This research highlights the importance of economic development in the relationship between democracy and taxation, focusing mainly in the case of Greece during the nineteenth and early twentieth century. Notably, Greece established universal male suffrage in 1864 while it was still a developing, pure agrarian economy with 76% of the population in the agricultural sector.

In contrast with Greece, other democratic European countries had significantly narrower agricultural sectors in the nineteenth century – the majority of them at a level below 40% of the total working population.

Building on a unique tax dataset that contains 13 different tax categories of the newborn Greek state during the period 1833-1933, the results conclude that the extension of the voting franchise in 1864 did not affect the size of the government – but it did change the structure of taxation in favour of the rural population.

Universal male suffrage was accompanied by a long-run reduction in the percentage of rural (for example, taxes on land) to total taxes by 8.25%. This reduction was balanced by increases in indirect taxes – mostly custom and excises duties – leaving the overall level of taxation constant over time.

The research interprets these empirical findings in terms of a political economy motivation. In particular, the Greek governments changed the composition of taxation, reducing rural taxes to satisfy the large majority of the electorate who were poor peasants and farmers.

In turn, the findings for Greece are compared with that for a sample of 12 West European countries that were substantially more developed on democratisation.

The analysis suggests that in more industrialised European economies, democratisation revealed the political preferences of a more urbanised electorate – mostly consisting of workers and middle class capitalists – leading to a different pattern of ‘reshapement’ of the tax system.
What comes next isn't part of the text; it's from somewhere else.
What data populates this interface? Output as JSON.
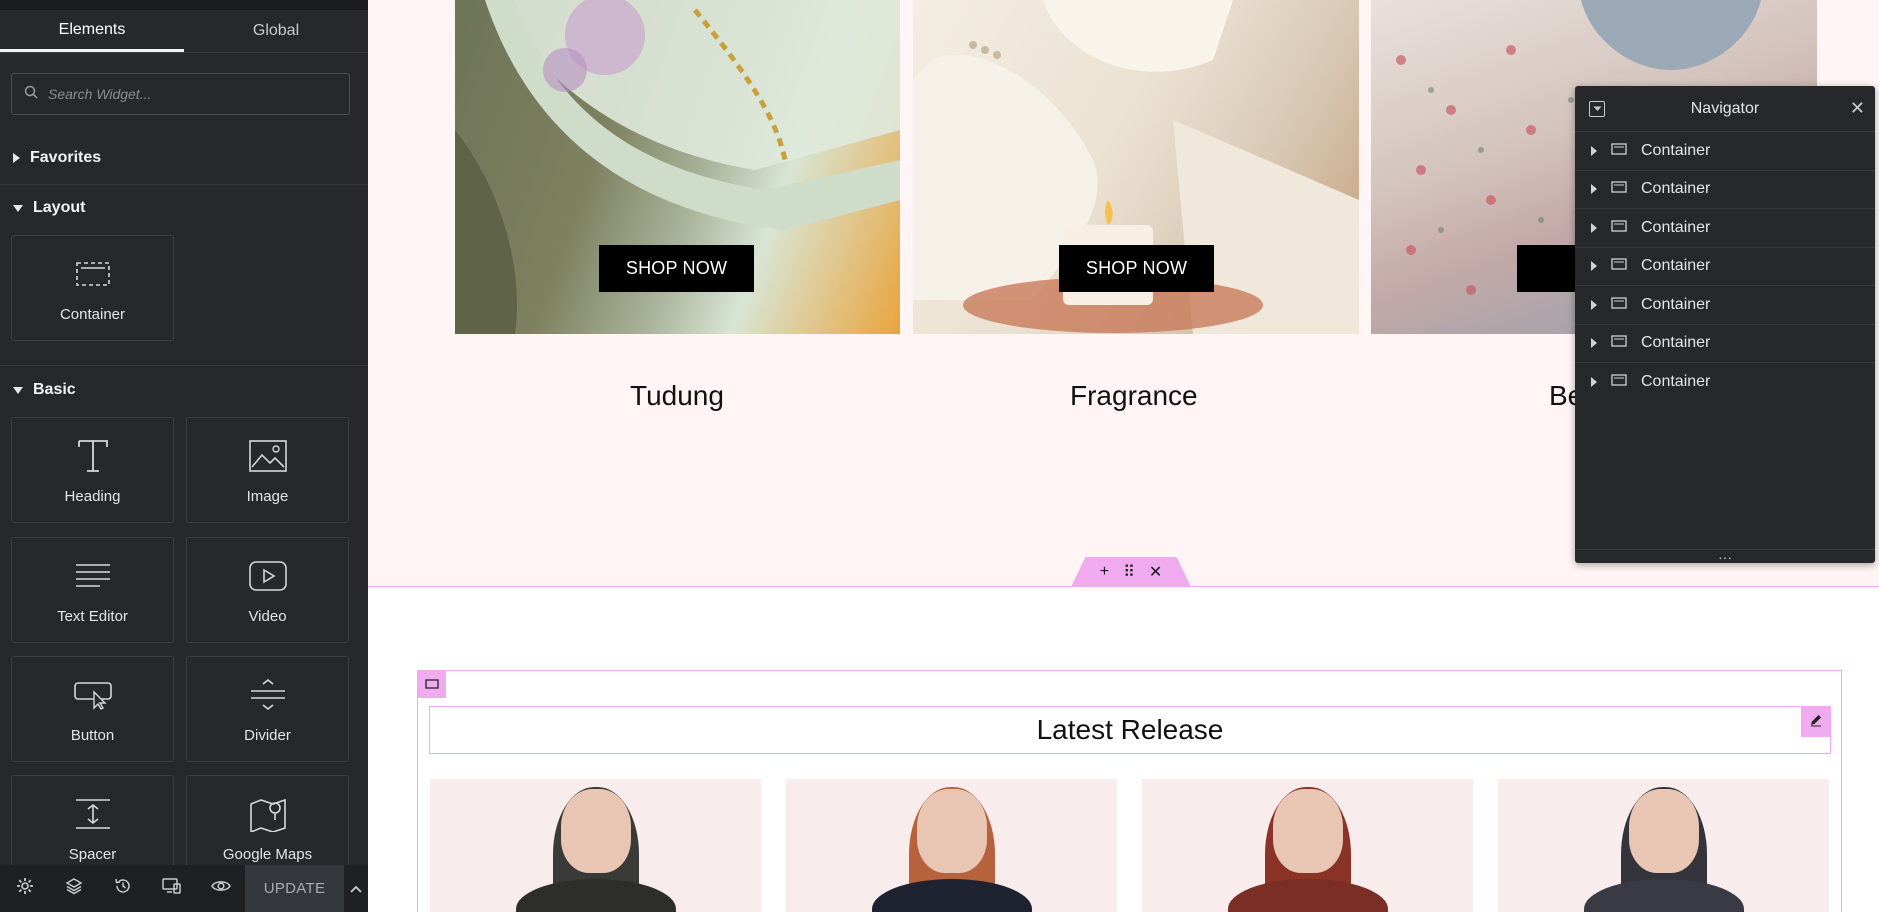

This is consistent with the theoretical priors that the level of development, and the consequent structure of the economy, will result in a differentiated effect of democratisation on fiscal policy.